Work instructions
For each line of the listing that contains "JSON", make a copy and return it.

Data records Start Marker

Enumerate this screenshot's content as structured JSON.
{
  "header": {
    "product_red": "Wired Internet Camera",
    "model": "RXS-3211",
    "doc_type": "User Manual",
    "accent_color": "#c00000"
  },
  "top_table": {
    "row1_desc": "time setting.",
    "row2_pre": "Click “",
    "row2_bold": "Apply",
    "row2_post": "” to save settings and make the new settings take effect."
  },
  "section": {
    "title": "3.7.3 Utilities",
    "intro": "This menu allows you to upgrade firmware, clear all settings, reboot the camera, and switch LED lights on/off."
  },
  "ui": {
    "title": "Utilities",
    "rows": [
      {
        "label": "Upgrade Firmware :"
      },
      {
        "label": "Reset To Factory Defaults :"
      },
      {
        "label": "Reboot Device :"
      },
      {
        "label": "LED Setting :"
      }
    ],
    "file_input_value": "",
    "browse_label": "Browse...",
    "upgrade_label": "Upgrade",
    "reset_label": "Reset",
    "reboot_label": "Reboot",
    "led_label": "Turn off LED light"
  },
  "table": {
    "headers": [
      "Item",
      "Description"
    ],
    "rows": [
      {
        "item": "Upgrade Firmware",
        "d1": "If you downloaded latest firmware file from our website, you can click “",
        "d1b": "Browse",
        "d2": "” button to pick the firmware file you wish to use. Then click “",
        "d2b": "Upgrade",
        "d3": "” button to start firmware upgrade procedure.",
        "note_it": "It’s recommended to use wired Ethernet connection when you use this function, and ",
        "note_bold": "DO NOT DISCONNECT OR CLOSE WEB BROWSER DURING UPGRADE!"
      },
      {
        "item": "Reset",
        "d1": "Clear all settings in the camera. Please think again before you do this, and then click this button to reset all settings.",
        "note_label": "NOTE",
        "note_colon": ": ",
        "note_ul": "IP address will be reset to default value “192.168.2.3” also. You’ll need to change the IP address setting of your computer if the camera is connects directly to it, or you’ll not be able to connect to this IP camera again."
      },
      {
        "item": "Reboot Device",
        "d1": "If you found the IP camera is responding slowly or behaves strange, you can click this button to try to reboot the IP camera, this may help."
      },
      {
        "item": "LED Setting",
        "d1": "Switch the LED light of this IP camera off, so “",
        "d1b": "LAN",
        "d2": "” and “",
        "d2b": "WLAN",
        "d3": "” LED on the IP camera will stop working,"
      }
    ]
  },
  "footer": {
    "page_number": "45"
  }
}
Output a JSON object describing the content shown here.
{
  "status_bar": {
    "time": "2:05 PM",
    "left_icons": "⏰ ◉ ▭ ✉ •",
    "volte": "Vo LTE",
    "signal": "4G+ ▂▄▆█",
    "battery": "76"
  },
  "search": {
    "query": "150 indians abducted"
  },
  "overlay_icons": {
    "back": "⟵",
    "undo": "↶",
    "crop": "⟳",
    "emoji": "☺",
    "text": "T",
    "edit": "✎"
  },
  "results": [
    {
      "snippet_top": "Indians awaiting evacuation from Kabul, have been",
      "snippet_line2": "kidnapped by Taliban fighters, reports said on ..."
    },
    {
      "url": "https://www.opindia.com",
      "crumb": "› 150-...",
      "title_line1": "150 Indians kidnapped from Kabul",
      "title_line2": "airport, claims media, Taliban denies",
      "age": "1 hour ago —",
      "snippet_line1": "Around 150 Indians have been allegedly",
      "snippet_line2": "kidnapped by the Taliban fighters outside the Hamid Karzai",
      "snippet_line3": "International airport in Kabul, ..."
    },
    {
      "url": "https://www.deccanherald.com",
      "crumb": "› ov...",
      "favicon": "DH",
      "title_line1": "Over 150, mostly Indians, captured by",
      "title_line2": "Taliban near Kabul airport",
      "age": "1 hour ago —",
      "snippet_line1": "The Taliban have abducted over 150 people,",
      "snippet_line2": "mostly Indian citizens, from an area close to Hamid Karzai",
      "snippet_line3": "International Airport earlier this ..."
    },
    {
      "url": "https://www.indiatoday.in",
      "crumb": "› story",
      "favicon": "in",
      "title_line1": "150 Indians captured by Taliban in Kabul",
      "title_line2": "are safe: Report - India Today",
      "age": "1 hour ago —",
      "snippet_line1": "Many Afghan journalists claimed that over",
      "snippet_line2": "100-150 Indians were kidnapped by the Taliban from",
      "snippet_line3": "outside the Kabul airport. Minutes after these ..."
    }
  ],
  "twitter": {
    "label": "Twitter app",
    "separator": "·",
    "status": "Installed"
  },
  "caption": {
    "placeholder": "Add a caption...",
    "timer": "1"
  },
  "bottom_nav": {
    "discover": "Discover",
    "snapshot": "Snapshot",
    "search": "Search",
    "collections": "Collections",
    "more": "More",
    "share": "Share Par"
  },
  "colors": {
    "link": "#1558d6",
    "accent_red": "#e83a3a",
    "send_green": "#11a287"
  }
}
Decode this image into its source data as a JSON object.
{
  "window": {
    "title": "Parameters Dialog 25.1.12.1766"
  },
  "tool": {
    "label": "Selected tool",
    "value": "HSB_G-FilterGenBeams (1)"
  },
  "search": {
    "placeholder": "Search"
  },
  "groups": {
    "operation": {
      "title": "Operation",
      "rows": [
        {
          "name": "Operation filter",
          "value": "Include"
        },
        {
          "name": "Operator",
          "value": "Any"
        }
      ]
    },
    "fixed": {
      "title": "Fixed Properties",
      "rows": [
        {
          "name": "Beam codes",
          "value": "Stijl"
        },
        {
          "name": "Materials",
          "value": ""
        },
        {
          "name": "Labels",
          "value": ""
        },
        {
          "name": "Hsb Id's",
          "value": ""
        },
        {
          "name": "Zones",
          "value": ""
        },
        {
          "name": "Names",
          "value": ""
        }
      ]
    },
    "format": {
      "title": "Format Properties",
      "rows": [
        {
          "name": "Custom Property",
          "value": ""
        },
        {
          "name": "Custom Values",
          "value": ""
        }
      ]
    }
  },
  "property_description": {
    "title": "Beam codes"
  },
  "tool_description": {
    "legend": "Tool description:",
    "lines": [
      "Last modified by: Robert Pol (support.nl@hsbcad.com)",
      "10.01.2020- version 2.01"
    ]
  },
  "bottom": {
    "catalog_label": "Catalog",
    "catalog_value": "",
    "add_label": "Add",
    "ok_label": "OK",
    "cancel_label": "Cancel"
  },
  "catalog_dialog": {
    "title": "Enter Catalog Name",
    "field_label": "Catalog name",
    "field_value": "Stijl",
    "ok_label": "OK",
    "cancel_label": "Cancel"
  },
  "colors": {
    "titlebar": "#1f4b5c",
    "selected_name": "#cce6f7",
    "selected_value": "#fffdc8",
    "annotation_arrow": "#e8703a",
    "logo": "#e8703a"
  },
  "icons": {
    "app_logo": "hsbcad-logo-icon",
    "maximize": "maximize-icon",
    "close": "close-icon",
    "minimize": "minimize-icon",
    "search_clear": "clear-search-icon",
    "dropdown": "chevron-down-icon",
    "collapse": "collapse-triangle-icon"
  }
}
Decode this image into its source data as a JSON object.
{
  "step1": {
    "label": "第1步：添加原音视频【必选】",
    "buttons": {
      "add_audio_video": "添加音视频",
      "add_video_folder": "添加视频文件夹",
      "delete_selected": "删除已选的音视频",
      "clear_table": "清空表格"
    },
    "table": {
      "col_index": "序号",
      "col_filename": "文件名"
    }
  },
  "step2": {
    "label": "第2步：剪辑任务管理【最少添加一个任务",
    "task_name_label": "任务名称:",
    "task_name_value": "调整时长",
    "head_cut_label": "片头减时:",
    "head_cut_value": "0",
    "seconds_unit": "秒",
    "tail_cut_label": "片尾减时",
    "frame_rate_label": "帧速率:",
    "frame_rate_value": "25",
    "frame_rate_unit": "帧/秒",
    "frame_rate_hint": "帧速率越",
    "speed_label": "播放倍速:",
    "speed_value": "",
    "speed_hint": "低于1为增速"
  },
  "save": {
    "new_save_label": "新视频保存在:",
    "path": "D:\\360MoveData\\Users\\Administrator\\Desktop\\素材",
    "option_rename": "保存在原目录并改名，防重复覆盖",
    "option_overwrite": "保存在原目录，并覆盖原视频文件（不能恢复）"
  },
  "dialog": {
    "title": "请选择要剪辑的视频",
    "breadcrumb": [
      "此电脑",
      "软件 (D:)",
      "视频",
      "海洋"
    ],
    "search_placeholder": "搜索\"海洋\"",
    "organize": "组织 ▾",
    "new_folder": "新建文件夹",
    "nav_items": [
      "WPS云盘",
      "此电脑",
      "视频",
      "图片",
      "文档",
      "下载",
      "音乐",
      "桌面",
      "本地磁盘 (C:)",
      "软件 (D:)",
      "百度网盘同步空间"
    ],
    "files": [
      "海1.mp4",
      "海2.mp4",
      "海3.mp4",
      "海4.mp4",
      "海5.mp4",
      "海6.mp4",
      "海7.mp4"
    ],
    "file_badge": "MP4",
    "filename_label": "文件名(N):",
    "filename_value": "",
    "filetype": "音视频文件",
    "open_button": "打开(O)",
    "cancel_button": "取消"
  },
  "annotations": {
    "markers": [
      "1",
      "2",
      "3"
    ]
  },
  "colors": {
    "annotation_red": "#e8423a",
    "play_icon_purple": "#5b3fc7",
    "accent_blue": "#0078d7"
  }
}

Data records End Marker

Exercise solution
Enumerate this screenshot's content as structured JSON.
Output a JSON object describing the content shown here.
Decode this image into its source data as a JSON object.
Decode this image into its source data as a JSON object.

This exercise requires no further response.